Saturday, September 22, 2007

The Yes Men

Dear People,

Thanks for all the support and encouragement regarding the canceled Syracuse show. We should make it clear that the only reason we agreed to do the show in the first place was because of Astria Suparak's curation and dedication to making it happen.

When Jeff Hoone contacted us last week to ask if we would mount the show despite her firing, we told him that we would not.

Surprisingly, this did not stop him from communicating to the press that we were going to do the show, which seems to have resulted in a bit of confusion.

In closing, just to be clear: we will not do the show in Syracuse without Astria. We are a bit baffled about why it was canceled in the first place, but the only man to ask about that is Mr. Hoone, and from our limited experience with him, extracting the truth may require something of an expert in that kind of activity, and we certainly want no part in that.

Best Wishes,
The Yes Men


Anonymous said...

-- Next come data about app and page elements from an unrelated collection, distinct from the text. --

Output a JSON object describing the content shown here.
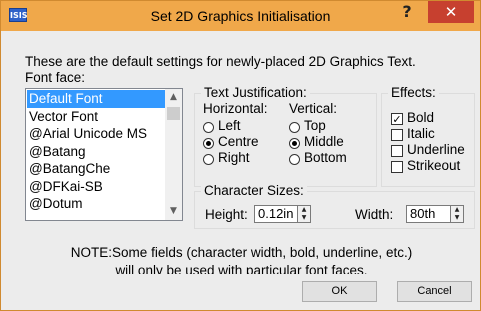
{
  "window": {
    "title": "Set 2D Graphics Initialisation",
    "icon_text": "ISIS",
    "help_glyph": "?",
    "close_glyph": "✕"
  },
  "intro_text": "These are the default settings for newly-placed 2D Graphics Text.",
  "font_face": {
    "label": "Font face:",
    "items": [
      "Default Font",
      "Vector Font",
      "@Arial Unicode MS",
      "@Batang",
      "@BatangChe",
      "@DFKai-SB",
      "@Dotum"
    ],
    "selected": "Default Font"
  },
  "justification": {
    "title": "Text Justification:",
    "horizontal": {
      "label": "Horizontal:",
      "options": [
        "Left",
        "Centre",
        "Right"
      ],
      "selected": "Centre"
    },
    "vertical": {
      "label": "Vertical:",
      "options": [
        "Top",
        "Middle",
        "Bottom"
      ],
      "selected": "Middle"
    }
  },
  "effects": {
    "title": "Effects:",
    "options": [
      {
        "label": "Bold",
        "checked": true
      },
      {
        "label": "Italic",
        "checked": false
      },
      {
        "label": "Underline",
        "checked": false
      },
      {
        "label": "Strikeout",
        "checked": false
      }
    ]
  },
  "character_sizes": {
    "title": "Character Sizes:",
    "height_label": "Height:",
    "height_value": "0.12in",
    "width_label": "Width:",
    "width_value": "80th"
  },
  "note": {
    "line1": "NOTE:Some fields (character width, bold, underline, etc.)",
    "line2": "will only be used with particular font faces."
  },
  "buttons": {
    "ok": "OK",
    "cancel": "Cancel"
  },
  "colors": {
    "titlebar": "#f0a84a",
    "close_button": "#c7402f",
    "selection": "#3399ff"
  }
}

But people in Syracuse still want you to come anyway, despite all this infighting at the top. You've addressed your letter to "Dear People," but don't you even care about the citizens of Syracuse who were looking forward to the show?

Anonymous said...

But it SHOULD be a matter of principle. Hoone is lying about a collaboration with the Yes Men to soothe Syracuse, but he doesn't understand the ethical underpinnings of the Yes Men's work, and is ignoring those surrounding artists' relationships with curators. Hoone is trying to steal the show, in more ways than one.

Anonymous said...

Quoted from here...Syracuse Loses Again: Jeffrey Hoone

The email Jeff has been. Possibly still is sending to people.

"I want to specifically clear up some uncertainty this change may be
having for some about upcoming exhibitions at the Gallery, and
specifically the exhibition, "Keeping it Slick: Infiltrating Capitalism
with the Yes Men," planned for November 13, 2007 - January 26, 2008. I
believe it is important to honor the commitment to the artists and to
the faculty who have pledged support to this exhibition. I have
contacted the artists involved in developing the exhibition and will be
working with the staff at the Warehouse Gallery and will, with advice
from faculty who have made programming plans based on the exhibition,
develop strategies to allow us to continue the exhibition as planned."

Anonymous said...

But Syracuse is not a "show" for Hoone or the Yes Men or anyone else to steal. Seems like, every one in this fight is only intereste in playing to the arts community and not to the people of Syracuse who seem to me to be the real victims caught in the cross fire. This letter by the Yes Men speaks volumes And so do the other letters by the other parties involved.

But I guess all this art really wasn't meant for us was it. The warehouse is just a big bone for artistic dogs around the country to fight over.

No wonder the people in this city feel like art galleries have nothing to do with them and their daily lives!!

Anonymous said...

> But I guess all this art really wasn't meant for us was it.

Sure it is. That's why you can get the Yes Men documentary on Netflix (it had a run in theaters) and you can YouTube their performances, and almost everything they've done is online, either on their website, or elsewhere.


Syracuse has lost one its greatest assets. Astria Suparak, Inaugural Director of The Warehouse Gallery of Syracuse University, was removed from her position as of Sept. 30th, 2007, despite widespread support from community members, students, faculty, and the international art community. This decision was made unilaterally by Jeffrey Hoone, Executive Director of the Coalition of Museum and Art Centers (CMAC).

At the time of Suparak's dismissal, Hoone also canceled her forthcoming exhibitions, including "Keep It Slick: Infiltrating Capitalism with The Yes Men," due to open in November 2007.